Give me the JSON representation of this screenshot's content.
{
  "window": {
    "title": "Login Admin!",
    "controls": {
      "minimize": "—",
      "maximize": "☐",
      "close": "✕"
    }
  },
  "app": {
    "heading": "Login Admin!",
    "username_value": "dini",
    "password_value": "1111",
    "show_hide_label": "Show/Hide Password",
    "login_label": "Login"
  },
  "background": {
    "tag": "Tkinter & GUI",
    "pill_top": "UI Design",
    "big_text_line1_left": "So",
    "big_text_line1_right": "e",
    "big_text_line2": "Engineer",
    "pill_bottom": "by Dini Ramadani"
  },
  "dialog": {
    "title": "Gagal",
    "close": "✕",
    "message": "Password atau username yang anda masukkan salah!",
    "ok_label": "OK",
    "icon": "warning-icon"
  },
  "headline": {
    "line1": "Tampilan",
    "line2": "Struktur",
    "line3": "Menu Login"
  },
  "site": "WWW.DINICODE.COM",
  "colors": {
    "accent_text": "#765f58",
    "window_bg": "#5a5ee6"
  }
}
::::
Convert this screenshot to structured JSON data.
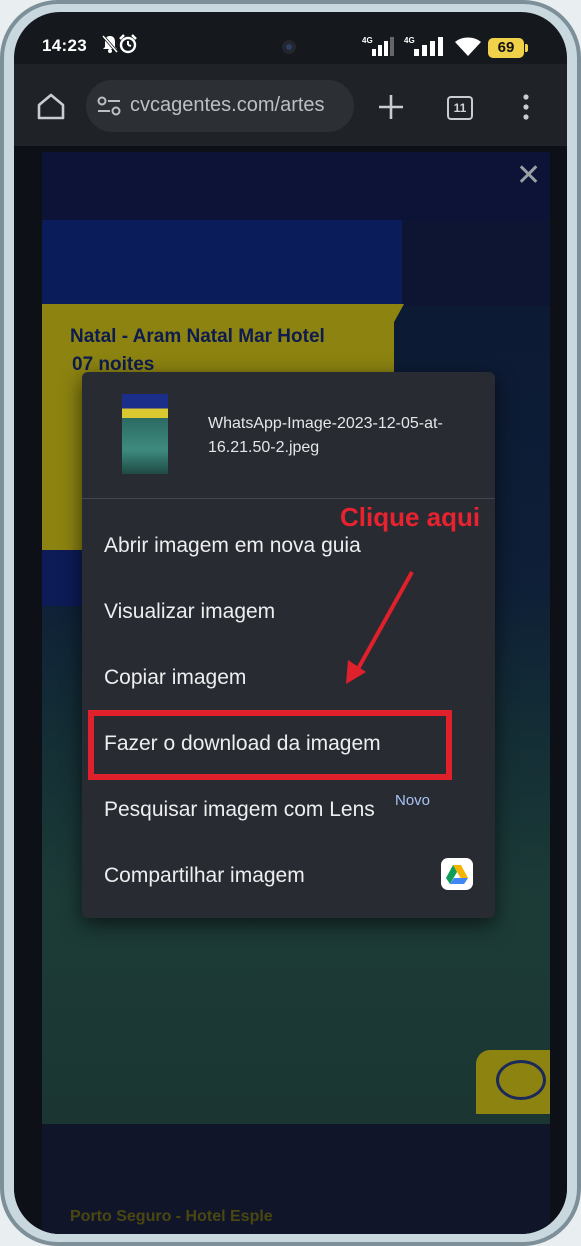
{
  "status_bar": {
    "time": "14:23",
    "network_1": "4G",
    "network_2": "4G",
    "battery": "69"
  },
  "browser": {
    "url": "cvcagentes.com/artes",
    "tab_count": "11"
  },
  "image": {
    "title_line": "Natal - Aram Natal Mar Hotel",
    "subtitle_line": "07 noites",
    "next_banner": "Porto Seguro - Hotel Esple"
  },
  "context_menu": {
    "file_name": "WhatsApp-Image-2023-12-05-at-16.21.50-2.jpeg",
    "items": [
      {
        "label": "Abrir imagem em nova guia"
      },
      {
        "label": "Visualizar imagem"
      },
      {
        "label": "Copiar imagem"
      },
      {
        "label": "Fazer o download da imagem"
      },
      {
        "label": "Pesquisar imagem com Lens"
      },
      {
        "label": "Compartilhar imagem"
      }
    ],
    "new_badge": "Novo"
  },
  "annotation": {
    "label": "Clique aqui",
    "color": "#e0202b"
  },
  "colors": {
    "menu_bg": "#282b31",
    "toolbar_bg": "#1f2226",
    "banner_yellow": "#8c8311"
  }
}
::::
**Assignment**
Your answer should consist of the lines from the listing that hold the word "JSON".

**Exercise result**
Give me the JSON representation of this screenshot's content.
Convert this screenshot to structured JSON data.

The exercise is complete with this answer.